So yes, you can list it, but no, you probably can't actually go through with the sale without the signoff of your spouse, I'm guessing.
Some title companies do not require interspousal deeds on short sales because there is no equity, which means a woman whose husband has run off with the secretary can sell property she owns without a deed from her husband if the property is upside down. You might want to consult with a real estate lawyer to determine if your spouse has an acquired interest in the corporation prior to transfer, but you most certainly CAN list the property without your spouse's consent.
Lyon Real Estate
In my experience, I've seen these matters go to litigation and other times, spousal consent is not a problem.
I am not an attorney and urge you to seek the advice of an attorney. I am wondering why your property is located within an S-Corp. It is my understanding that S-Corps are pass through entities and corporations and LLCs should be where the property is placed.
In summary, if the cor[poration owns the property, community property rules should not be an issue as long as it is a bonifide corporation (whatever that is).
Listing the property is the preliminary step before you sell it. I divided your question into two separate questions.
First: You may list the property with your signature. She does not have to sign the listing agreement.
The listing contract is a contract to place the house on the MLS and advertise and show it. It does not transfer ownership. You will need the cooperation of anyone living in it, for showings of course.
That includes tenants and or wives.
The actual transfer of the deed at close of escrow may require her signature. As Norm suggested, you could ask a real estate attorney.
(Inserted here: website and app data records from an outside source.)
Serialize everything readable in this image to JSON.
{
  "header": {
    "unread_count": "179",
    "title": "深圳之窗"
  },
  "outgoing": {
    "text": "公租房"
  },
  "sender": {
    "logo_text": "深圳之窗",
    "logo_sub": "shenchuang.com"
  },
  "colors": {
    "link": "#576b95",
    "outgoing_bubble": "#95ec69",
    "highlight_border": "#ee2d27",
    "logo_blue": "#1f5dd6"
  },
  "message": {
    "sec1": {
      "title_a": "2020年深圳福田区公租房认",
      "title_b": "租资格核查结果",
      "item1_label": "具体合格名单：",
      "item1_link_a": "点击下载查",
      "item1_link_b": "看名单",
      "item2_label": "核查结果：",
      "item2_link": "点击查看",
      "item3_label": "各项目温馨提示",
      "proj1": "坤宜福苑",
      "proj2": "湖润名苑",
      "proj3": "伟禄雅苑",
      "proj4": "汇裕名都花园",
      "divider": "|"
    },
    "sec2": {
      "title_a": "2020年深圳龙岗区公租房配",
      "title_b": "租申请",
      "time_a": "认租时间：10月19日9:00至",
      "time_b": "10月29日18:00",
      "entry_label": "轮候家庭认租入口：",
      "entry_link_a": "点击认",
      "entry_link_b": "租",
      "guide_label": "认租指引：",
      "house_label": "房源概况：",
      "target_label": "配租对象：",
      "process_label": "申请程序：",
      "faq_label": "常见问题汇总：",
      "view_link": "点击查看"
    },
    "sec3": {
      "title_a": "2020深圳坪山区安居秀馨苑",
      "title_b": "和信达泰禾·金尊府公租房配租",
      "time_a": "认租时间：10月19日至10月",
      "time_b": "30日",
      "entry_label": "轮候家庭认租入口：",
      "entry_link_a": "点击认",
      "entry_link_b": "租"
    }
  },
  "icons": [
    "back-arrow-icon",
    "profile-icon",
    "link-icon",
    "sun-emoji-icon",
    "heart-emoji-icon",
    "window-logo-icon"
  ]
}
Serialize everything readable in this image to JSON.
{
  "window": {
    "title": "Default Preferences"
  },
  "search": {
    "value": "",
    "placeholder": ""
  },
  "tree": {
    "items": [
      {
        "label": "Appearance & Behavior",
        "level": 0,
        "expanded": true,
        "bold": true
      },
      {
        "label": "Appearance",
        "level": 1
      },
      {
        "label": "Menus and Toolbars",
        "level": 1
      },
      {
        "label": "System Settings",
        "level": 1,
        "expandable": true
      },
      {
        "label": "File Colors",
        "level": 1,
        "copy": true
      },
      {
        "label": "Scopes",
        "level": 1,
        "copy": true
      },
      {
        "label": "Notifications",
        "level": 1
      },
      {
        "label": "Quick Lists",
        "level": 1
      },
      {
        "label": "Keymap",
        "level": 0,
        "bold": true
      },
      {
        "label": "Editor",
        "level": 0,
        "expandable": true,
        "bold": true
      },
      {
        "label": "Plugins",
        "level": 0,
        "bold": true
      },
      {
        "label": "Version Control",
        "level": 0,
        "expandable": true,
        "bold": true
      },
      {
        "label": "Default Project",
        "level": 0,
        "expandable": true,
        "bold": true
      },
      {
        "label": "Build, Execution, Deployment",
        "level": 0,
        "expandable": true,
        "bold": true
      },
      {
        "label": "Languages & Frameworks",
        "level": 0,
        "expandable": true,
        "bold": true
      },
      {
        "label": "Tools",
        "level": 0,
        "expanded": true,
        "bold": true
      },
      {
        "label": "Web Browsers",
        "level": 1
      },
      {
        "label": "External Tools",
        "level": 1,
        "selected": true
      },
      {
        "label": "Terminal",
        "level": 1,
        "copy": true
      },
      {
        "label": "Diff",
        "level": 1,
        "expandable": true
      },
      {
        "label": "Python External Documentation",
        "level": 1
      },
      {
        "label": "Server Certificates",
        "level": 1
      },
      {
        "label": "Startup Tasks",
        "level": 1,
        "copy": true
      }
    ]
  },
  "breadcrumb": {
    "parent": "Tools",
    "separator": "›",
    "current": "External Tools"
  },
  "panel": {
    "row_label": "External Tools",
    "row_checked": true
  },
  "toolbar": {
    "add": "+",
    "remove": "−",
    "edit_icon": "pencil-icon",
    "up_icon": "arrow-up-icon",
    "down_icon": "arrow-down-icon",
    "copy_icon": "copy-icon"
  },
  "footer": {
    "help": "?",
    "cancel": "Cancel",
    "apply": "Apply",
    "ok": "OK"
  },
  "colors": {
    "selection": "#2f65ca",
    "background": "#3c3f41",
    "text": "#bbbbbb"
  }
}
A less expensive way to get an answer might be to ask the title and escrow company that will be handling the transaction for you. If you do not have an escrow company in mind, I can give you the names of two or three knowledgeable escrow / title officers.
California is a community property state.
A companion issue is the availability of title insurance. If the title company won't insure, it is of little use to find a loophole to record a transfer of the property without her interspousal grant deed.
The above are opinions. NOT legal advice.